──────── Data supplied ────────

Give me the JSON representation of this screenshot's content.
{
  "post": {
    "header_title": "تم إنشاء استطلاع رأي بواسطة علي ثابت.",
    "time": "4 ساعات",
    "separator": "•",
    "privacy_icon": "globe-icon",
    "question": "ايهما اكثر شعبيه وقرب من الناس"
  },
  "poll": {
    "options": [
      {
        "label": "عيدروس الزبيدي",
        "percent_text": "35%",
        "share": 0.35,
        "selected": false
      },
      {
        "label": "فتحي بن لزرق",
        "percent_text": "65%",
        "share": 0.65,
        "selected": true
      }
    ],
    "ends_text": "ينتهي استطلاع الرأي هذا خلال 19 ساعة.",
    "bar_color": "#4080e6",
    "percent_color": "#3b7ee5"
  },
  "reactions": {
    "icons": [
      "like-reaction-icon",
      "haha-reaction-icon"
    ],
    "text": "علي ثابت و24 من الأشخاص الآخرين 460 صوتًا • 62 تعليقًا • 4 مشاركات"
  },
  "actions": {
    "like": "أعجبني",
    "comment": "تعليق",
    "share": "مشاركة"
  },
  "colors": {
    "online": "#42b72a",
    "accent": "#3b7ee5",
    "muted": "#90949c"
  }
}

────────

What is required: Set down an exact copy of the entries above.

Response for this exercise:
Give me the JSON representation of this screenshot's content.
{
  "post": {
    "header_title": "تم إنشاء استطلاع رأي بواسطة علي ثابت.",
    "time": "4 ساعات",
    "separator": "•",
    "privacy_icon": "globe-icon",
    "question": "ايهما اكثر شعبيه وقرب من الناس"
  },
  "poll": {
    "options": [
      {
        "label": "عيدروس الزبيدي",
        "percent_text": "35%",
        "share": 0.35,
        "selected": false
      },
      {
        "label": "فتحي بن لزرق",
        "percent_text": "65%",
        "share": 0.65,
        "selected": true
      }
    ],
    "ends_text": "ينتهي استطلاع الرأي هذا خلال 19 ساعة.",
    "bar_color": "#4080e6",
    "percent_color": "#3b7ee5"
  },
  "reactions": {
    "icons": [
      "like-reaction-icon",
      "haha-reaction-icon"
    ],
    "text": "علي ثابت و24 من الأشخاص الآخرين 460 صوتًا • 62 تعليقًا • 4 مشاركات"
  },
  "actions": {
    "like": "أعجبني",
    "comment": "تعليق",
    "share": "مشاركة"
  },
  "colors": {
    "online": "#42b72a",
    "accent": "#3b7ee5",
    "muted": "#90949c"
  }
}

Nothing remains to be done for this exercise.